April Fools: YouTube shut down, Google adds smells

Associated Press

NEW YORK — Twitter did away with vowels, Google unveiled a button to add smells and the cast of the 1990s sitcom “Wings” launched a Kickstarter campaign.

The digital world celebrated April Fools’ Day with the rollout of mock innovations and parody makeovers. Many of the top online destinations spent Monday mocking themselves and, in Google’s case, playfully trying to lure users into pressing their noses against their computer screens.

Google, having already debuted its wearable Google Glass, on Monday showcased Google Nose to add scents to it search results. It urged visitors to lean in close and take a deep whiff for search results such as “unattended litter box.”

“In the fast-paced world that we live in, we don’t always have time to stop and smell the roses,” product manager Jon Wooly said in a video. “Now with Google Nose Beta, the roses are just a click away.”

YouTube, despite 72 hours of video uploaded every minute, said it was shutting down. The Google Inc.-owned video site joked that its eight-year rise was merely a lengthy talent search. At the end of the day, nominees were to no longer be accepted so judges could, for the next 10 years, sift through the billions of videos and declare a winner.

Google has always been one of the most enthusiastic April Fools’ Day observers, and on Monday it trotted out an extensive lineup of satire. It also added a “treasure map mode” to Google Maps, complete with “underwater street view,” and trumpeted Gmail Blue, in which the revolutionary upgrade is the simple addition of the color blue.

The comedy site Funny or Die parodied the recent Kickstarter campaign for a “Veronica Mars” movie with a number of crowd-funding campaigns for other 1990s shows, including “Wings” and “Family Matters.” The mock campaigns included videos with original cast members trapped by nostalgia.
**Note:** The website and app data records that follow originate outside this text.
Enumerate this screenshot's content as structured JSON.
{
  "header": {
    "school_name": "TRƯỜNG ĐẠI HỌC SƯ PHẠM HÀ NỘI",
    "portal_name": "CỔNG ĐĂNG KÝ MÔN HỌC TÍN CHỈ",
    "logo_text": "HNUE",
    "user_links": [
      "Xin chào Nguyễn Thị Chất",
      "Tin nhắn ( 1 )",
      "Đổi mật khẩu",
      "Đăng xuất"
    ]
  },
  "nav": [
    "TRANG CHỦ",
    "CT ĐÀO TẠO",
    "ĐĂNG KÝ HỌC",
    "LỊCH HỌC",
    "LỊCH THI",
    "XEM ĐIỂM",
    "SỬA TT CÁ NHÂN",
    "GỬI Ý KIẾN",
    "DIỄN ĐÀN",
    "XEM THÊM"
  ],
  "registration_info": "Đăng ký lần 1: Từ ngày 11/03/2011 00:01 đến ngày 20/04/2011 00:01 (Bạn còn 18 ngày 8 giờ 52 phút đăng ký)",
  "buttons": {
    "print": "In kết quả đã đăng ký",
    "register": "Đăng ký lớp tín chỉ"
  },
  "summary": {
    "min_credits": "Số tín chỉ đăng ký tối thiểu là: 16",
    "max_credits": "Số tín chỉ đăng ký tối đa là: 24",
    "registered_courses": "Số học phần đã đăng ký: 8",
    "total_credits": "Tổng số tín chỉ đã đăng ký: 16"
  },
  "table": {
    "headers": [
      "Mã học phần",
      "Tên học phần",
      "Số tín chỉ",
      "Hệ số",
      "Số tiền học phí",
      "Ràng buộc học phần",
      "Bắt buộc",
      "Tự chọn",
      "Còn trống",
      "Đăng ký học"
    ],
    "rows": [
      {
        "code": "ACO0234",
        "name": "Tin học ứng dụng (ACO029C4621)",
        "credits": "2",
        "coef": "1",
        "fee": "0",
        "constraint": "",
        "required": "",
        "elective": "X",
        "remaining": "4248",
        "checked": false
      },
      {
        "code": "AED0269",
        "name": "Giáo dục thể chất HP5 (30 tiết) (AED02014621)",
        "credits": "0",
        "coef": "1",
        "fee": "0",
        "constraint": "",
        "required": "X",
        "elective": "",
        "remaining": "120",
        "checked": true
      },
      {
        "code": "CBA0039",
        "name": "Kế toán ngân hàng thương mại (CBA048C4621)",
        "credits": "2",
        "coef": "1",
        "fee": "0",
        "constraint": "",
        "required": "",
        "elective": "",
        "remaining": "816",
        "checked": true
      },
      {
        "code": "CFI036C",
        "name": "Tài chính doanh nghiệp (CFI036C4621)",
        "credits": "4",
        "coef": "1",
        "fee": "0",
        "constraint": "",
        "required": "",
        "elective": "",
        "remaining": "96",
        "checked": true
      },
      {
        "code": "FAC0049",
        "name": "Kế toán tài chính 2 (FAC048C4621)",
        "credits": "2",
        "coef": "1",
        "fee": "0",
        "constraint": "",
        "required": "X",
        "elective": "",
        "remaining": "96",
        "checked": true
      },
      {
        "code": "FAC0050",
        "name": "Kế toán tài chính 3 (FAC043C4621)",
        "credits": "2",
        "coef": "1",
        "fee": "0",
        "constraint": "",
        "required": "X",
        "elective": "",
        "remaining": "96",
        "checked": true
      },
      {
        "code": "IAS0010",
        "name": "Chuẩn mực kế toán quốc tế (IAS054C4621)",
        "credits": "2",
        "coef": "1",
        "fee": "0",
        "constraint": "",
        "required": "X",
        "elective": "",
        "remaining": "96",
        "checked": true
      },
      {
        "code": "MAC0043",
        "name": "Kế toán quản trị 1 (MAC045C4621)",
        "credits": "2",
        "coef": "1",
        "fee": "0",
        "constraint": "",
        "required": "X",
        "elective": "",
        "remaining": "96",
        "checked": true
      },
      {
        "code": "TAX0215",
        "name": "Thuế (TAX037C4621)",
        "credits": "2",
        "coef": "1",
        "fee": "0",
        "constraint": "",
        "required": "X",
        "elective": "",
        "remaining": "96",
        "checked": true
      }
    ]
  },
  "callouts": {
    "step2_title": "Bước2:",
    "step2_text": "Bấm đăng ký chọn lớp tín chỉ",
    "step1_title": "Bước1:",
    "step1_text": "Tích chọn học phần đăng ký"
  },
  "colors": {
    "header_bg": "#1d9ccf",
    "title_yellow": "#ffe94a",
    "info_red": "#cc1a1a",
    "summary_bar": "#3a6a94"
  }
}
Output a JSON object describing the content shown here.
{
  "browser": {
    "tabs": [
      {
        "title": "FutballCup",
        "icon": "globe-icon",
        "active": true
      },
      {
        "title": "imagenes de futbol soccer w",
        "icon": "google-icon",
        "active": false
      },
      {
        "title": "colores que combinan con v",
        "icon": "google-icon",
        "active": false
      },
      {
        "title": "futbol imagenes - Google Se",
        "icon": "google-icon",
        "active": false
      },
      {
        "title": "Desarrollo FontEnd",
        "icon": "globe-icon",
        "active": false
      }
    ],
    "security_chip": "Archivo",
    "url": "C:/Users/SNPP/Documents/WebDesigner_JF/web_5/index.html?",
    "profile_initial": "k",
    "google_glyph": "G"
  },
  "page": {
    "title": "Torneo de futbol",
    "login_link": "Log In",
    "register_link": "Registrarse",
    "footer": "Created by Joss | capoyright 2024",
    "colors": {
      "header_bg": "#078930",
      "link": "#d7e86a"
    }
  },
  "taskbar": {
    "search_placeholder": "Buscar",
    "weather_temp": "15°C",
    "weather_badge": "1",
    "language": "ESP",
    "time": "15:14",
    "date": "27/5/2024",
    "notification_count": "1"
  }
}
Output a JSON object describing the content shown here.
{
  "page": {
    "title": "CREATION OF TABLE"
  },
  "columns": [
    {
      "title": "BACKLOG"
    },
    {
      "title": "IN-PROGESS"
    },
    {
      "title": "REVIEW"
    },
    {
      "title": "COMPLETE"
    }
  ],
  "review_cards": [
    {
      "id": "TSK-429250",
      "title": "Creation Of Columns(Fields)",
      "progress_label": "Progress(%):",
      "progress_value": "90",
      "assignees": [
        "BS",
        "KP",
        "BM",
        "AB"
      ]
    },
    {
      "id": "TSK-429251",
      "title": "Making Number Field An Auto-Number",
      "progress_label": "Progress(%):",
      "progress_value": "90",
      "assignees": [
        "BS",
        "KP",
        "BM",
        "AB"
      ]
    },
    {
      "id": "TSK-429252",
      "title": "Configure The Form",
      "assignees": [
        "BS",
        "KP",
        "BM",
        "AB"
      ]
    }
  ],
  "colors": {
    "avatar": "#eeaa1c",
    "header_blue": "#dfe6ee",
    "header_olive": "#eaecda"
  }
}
“You’ve been asking for it for years,” “Wings” star Crystal Bernard says in a video asking for $87 million. “Think of it like a $1,000 ticket to the film. Or $20,000!”

Instead of linking to a way to donate money, the mock campaigns led users to charities including the Make-a-Wish Foundation: “Please channel that giving energy into one of these very real, very worthy charities,” read the site, slyly suggesting a more deserving cause for donation than Kickstarter projects.

Twitter, not content with the brevity of 140 characters, said it was “annncng” Twttr, a service that would limit messages to just consonants. In an apparent dig at the splitting in half of Netflix memberships between DVD and streaming, Twitter said users would now have to pay $5 a month for the premium use of vowels.

Netflix, meanwhile, boasted joke genre categories such as “Reality TV about people with no concept of reality.”

Hulu offered a new slate of programming for its video site, presenting fictional series as if real, completed shows. “30 Rock” fans were baited with the promise of an actual “The Rural Juror” (a fake film frequently alluded to on “30 Rock” starring Jane Krakowski’s character), and “Arrested Development” watchers were tempted by finally getting to see an episode of “Mock Trial with J. Reinhold.”

More in Herald Business Journal

More than 60 Boeing 737s per month: Can suppliers keep up?

There was lots of talk this week about the prudence and pressures of soaring production rates.

Developer proposes an 18-story building in Lynnwood

It would be the second-tallest in the county and include apartments with retail space.

Snohomish County business licenses

PLEASE NOTE: Business license information is obtained monthly from the Washington Secretary… Continue reading

JC Penney to close store at the Cascade Mall in Burlington

Eight store closures will result in about 480 job cuts, according to CNBC.

Budget: Lockheed gets almost as much as State Department

Boeing is in second place with annual sales of $26.5 billion in 2016.

New Everett mayor speaks out about business in city, region

Q&A: Cassie Franklin on what can be done to get Boeing to build the 797 here and attract new industries.

Aerospace analyst explains how he’ll help state’s Boeing bid

Richard Aboulafia will deliver a report on Washington’s strengths and weaknesses in landing the 797.

Air passenger traffic growing faster than airplane capacity

“Our customers are in a good place,” a Boeing marketing executive says of the airlines.

Four alternatives for when your company 401(k) doesn’t cut it

What makes for a lousy 401(k) is somewhat in the eye of the beholder.

Most Read